> **PROBLEM TO SOLVE**
Whenever a line of the data below holds the string "summary", copy that line.

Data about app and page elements
════════════════

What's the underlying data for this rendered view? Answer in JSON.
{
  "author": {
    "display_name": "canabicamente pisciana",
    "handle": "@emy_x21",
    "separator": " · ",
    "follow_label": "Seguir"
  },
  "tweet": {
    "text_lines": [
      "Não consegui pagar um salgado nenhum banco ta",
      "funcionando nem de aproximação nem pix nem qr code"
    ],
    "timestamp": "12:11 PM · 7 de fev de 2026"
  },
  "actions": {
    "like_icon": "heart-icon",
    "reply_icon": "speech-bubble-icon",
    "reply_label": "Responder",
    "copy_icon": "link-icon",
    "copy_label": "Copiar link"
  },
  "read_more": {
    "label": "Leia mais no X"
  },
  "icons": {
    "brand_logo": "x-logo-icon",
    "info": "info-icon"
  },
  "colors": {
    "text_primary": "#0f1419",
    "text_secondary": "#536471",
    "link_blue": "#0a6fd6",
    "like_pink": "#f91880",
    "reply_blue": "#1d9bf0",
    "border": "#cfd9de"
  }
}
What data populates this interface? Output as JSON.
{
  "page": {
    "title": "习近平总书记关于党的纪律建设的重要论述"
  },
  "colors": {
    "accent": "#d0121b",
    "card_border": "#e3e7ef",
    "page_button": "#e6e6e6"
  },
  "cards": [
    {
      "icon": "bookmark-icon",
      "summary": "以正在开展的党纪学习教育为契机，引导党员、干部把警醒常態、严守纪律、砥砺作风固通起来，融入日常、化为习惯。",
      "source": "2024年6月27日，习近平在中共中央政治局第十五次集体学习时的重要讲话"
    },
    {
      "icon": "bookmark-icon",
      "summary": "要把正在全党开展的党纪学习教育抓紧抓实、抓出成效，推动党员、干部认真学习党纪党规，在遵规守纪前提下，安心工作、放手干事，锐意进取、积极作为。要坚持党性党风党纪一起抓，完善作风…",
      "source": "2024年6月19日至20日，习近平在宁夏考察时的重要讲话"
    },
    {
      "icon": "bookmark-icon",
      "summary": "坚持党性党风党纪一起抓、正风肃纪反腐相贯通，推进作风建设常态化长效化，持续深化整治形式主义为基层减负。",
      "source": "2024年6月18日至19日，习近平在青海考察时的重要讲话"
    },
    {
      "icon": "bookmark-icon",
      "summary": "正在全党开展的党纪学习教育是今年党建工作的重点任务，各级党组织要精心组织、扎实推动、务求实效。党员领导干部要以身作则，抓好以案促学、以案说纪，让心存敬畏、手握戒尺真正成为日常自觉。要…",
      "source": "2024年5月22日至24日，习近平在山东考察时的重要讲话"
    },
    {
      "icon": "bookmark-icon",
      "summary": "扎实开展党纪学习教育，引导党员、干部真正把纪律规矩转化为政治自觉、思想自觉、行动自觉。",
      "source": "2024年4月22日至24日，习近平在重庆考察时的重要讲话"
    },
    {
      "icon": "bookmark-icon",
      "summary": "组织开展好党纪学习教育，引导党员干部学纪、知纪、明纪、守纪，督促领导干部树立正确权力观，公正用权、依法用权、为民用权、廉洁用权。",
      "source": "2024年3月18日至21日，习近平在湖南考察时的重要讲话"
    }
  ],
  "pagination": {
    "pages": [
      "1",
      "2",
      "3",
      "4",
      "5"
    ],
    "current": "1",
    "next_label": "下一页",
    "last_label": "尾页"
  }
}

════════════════

> **RESULT OF THE TASK**
      "summary": "以正在开展的党纪学习教育为契机，引导党员、干部把警醒常態、严守纪律、砥砺作风固通起来，融入日常、化为习惯。",
      "summary": "要把正在全党开展的党纪学习教育抓紧抓实、抓出成效，推动党员、干部认真学习党纪党规，在遵规守纪前提下，安心工作、放手干事，锐意进取、积极作为。要坚持党性党风党纪一起抓，完善作风…",
      "summary": "坚持党性党风党纪一起抓、正风肃纪反腐相贯通，推进作风建设常态化长效化，持续深化整治形式主义为基层减负。",
      "summary": "正在全党开展的党纪学习教育是今年党建工作的重点任务，各级党组织要精心组织、扎实推动、务求实效。党员领导干部要以身作则，抓好以案促学、以案说纪，让心存敬畏、手握戒尺真正成为日常自觉。要…",
      "summary": "扎实开展党纪学习教育，引导党员、干部真正把纪律规矩转化为政治自觉、思想自觉、行动自觉。",
      "summary": "组织开展好党纪学习教育，引导党员干部学纪、知纪、明纪、守纪，督促领导干部树立正确权力观，公正用权、依法用权、为民用权、廉洁用权。",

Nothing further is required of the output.